China’s National Bureau of Statistics announced on Thursday that the economy expanded 7.4% in the third quarter, in-line with analyst expectations of a seventh straight period of slowing growth. From Xinhua News:
GDP reached 35.35 trillion yuan (5.61 trillion U.S. dollars) in the first three quarters of 2012, NBS spokesman Sheng Laiyun told a press conference.
“GDP grew 7.7 percent in the first three quarters, and the economy is generally stable,” Sheng said. During the first half, the GDP grew 7.8 percent.

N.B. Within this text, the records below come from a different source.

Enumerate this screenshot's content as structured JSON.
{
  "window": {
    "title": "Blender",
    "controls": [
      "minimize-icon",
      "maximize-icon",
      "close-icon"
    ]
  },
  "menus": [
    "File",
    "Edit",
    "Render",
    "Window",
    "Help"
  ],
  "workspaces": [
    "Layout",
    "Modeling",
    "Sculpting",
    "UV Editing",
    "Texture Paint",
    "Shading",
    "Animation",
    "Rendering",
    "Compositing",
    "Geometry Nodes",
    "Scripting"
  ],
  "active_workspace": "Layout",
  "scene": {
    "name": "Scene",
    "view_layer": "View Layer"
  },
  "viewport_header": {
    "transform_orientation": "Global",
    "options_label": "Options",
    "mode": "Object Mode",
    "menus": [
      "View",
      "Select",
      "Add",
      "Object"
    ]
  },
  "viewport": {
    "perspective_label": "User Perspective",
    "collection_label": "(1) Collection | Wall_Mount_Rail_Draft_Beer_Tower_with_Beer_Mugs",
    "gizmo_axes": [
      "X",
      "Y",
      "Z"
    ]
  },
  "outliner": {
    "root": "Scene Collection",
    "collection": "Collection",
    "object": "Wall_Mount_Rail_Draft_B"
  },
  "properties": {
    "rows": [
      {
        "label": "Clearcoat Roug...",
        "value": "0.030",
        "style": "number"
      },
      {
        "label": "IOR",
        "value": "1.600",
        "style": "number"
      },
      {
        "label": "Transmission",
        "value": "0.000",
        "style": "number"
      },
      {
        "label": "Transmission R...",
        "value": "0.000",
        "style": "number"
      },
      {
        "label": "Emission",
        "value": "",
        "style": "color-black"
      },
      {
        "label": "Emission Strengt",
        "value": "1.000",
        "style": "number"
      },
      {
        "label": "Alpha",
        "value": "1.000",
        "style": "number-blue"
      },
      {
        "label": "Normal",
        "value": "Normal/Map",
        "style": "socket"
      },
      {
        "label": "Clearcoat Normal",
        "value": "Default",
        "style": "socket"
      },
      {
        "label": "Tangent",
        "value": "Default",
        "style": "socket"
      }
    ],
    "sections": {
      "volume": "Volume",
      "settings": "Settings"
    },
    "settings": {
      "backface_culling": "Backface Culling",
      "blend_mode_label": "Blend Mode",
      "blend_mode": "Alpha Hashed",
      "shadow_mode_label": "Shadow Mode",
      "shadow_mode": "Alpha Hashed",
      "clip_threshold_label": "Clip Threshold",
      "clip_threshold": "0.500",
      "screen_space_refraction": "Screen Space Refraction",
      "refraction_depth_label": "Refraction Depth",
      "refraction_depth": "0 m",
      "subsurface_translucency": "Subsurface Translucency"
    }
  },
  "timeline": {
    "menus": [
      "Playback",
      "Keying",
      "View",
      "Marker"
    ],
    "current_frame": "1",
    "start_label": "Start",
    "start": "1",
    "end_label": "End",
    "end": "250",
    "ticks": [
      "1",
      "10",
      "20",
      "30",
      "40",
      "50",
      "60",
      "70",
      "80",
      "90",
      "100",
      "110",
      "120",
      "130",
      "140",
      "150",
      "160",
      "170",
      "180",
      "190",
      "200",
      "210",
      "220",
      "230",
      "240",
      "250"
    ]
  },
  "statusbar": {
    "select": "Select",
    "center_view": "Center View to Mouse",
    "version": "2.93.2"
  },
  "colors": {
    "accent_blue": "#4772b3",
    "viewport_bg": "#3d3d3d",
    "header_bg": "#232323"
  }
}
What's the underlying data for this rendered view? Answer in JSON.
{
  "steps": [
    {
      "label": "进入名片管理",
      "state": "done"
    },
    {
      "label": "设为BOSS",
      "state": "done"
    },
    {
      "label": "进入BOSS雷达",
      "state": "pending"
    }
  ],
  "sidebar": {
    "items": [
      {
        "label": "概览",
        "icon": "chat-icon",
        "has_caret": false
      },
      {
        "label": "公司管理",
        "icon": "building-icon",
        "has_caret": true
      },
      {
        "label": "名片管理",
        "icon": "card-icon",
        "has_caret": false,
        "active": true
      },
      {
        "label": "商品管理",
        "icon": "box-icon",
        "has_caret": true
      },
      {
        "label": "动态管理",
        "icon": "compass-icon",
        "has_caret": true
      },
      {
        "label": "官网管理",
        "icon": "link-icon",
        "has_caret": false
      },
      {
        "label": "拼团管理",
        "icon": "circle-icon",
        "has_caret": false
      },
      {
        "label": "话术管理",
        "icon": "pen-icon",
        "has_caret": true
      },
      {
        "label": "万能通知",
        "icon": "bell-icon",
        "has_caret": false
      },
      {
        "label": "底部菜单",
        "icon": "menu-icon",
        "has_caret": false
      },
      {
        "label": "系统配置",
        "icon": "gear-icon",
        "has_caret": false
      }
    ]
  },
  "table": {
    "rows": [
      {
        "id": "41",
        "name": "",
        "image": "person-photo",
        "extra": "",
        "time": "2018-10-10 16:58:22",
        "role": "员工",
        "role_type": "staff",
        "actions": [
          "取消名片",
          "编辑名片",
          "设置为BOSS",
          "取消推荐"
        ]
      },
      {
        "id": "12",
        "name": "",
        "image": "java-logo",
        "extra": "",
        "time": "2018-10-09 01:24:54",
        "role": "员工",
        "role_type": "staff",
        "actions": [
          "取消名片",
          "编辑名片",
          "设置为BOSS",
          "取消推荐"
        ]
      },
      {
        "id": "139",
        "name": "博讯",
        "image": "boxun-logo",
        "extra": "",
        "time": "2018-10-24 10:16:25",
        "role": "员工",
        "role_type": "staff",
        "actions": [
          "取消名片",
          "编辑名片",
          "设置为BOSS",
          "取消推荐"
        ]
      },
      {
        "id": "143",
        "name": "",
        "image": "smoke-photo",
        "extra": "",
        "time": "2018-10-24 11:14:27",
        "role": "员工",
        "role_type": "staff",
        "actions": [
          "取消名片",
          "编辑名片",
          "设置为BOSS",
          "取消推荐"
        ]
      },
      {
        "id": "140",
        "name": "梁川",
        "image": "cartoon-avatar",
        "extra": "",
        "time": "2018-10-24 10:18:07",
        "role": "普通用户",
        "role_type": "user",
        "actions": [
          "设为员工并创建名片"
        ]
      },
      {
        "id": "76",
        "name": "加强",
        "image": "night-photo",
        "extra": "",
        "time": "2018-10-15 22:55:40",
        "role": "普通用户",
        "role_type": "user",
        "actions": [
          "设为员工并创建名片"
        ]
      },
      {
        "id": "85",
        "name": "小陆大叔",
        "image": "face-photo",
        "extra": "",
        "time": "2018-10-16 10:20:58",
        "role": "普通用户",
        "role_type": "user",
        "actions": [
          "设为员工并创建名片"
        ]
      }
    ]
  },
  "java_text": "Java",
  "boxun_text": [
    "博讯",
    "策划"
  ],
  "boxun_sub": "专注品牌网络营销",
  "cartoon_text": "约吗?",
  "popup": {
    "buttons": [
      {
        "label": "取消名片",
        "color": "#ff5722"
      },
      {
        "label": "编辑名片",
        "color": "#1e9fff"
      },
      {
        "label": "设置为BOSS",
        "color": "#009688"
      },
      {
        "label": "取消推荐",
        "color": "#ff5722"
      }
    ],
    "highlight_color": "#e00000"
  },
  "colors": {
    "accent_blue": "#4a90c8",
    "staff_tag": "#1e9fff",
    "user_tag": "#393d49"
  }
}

“Compared with the first half, we have seen some improvements in the third quarter,” he said. Despite the growth slide, Sheng said that the economy had been stabilizing, especially since September.
He said a slew of evidence backed this, citing the trade rebound and other major economic indicators that showed growth picking up.
Asian stocks rose on the news, according to Bloomberg, and Reuters reports that Hong Kong’s benchmark index neared its 2012 high. And while David Pierson of The Los Angeles Times points out that growth has fallen to its slowest pace in more than 3 years, others agreed with both Sheng and Premier Wen Jiabao’s assessment that the economy is stabilizing. Specifically, according to MarketWatch’s Chris Oliver, analysts cited better-than-expected September data as a sign that growth could rebound back above the 8% level in the fourth quarter.
Bloomberg Businessweek’s Joe McDonald reports that the “painful downturn” may have begun to reverse:
In a sign of an emerging recovery, economic activity in the latest quarter was up by 2.2 percent from the previous three month period, the biggest quarter-on-quarter gain in a year, said Dariusz Kowalczyk, senior economist for Credit Agricole CIB in Hong Kong.
“This confirms that the economy is rebounding from the trough in the first quarter of this year,” Kowalczyk said. “There is no room and no need for further major stimulus.”
“We can see a clear sign of steady economic growth,” said Sheng Laiyun, spokesman for the National Bureau of Statistics. “There is a smaller margin of decline and some major indicators have been growing faster.”
Forbes contributor Kenneth Rapoza adds that those anticipating a China hard landing may need to “wait til next year”.